If you are on the electoral register, by law you are obliged to attend a polling station. If you stay away, you need a valid reason. Fail to turn up or to give somebody else your power of attorney and you may be reprimanded by a judge or obliged to pay an 80 euro fine. Ignore several elections and the fine could total 200 euros. In the end you could lose your place on the electoral list and miss out on promotions in a government job.
Come to the polling station armed with your ID card and your invitation to vote. People who are ill, abroad or working can vote by proxy, but you will need the right paperwork.
In over half of all municipalities in Flanders voting happens by computer. In Wallonia there's been a return to pencil and paper ballots in some places out of concerns about the expense of computers and reliability.
To cast a valid vote, vote for an entire list: indicate next to the name of the list or party. This means you agree with the order of candidates on the list. You can vote for one or more candidates on the same list to show you support their candidacy. As a result they may move up the list and stand a greater chance of being elected. You MUST stick to candidates on one and the same list! Otherwise your vote becomes spoiled. If you are voting for a provincial council (only outside Brussels!) and a municipal council, you can of course choose different parties for each vote.
If you wish to spoil your paper ballot, tear it or write on it. You can cast a blank ballot by not filling anything in on a ballot paper or by indicating the blanco box in computer voting.

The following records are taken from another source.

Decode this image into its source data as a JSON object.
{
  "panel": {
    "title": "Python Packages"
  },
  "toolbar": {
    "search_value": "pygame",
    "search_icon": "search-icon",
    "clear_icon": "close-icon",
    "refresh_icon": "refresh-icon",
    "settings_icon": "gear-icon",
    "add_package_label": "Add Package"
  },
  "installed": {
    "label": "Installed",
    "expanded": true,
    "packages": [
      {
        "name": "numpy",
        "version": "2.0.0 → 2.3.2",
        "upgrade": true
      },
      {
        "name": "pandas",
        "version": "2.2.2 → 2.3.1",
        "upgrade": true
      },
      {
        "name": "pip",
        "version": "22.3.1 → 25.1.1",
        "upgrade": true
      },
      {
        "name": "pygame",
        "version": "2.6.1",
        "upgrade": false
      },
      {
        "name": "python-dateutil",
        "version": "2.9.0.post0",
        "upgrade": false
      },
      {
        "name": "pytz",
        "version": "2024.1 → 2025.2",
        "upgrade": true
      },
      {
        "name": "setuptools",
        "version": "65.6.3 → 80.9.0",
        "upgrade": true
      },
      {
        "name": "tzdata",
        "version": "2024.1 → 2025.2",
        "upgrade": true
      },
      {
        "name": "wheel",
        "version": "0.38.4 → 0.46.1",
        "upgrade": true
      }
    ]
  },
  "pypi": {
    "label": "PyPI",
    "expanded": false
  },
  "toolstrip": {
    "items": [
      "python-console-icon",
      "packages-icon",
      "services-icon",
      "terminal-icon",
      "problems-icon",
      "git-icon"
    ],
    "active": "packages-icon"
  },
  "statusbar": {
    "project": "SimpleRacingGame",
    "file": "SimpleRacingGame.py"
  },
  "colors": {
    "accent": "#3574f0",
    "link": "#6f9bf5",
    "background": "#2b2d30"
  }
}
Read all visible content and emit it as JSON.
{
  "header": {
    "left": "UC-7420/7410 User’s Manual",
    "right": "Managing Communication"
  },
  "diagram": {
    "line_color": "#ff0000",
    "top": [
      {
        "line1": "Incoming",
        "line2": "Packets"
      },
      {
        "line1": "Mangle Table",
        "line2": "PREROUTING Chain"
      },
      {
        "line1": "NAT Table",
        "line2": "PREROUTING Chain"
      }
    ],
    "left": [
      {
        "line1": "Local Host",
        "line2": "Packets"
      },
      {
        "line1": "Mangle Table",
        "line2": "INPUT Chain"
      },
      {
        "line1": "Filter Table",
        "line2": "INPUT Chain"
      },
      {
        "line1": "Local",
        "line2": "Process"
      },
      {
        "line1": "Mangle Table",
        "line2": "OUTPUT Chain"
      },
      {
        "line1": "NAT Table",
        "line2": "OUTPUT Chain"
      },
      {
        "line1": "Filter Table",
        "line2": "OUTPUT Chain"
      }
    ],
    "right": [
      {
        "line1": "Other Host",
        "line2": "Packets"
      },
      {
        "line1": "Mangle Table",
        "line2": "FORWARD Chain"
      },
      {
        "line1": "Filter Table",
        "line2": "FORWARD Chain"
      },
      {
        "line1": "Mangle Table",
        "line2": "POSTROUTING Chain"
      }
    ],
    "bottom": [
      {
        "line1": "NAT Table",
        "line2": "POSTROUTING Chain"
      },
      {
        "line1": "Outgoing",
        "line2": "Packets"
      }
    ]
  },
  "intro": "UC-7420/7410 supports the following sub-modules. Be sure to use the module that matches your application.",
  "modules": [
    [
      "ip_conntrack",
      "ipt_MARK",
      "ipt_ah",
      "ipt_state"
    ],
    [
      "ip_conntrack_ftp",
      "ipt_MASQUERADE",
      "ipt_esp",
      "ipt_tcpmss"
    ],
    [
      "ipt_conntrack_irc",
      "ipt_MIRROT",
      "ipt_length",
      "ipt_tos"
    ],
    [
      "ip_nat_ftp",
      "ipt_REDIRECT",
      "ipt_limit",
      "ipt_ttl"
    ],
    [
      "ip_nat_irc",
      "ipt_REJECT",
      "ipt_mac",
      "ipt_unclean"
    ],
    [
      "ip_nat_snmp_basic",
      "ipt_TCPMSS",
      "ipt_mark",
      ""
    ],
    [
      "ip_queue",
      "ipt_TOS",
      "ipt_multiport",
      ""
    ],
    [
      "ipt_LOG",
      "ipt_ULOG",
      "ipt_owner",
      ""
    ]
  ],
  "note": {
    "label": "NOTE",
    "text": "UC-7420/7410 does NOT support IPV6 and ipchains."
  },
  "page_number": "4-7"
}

Votes are anonymous and secret, but you probably won't be prosecuted if you take a selfie showing who you voted for. Legal experts say others are not allowed to reveal who you voted for, but you can!
In Flanders polling stations open at 8AM and stay open till 1PM if you're voting on paper, until 3PM if it's by computer.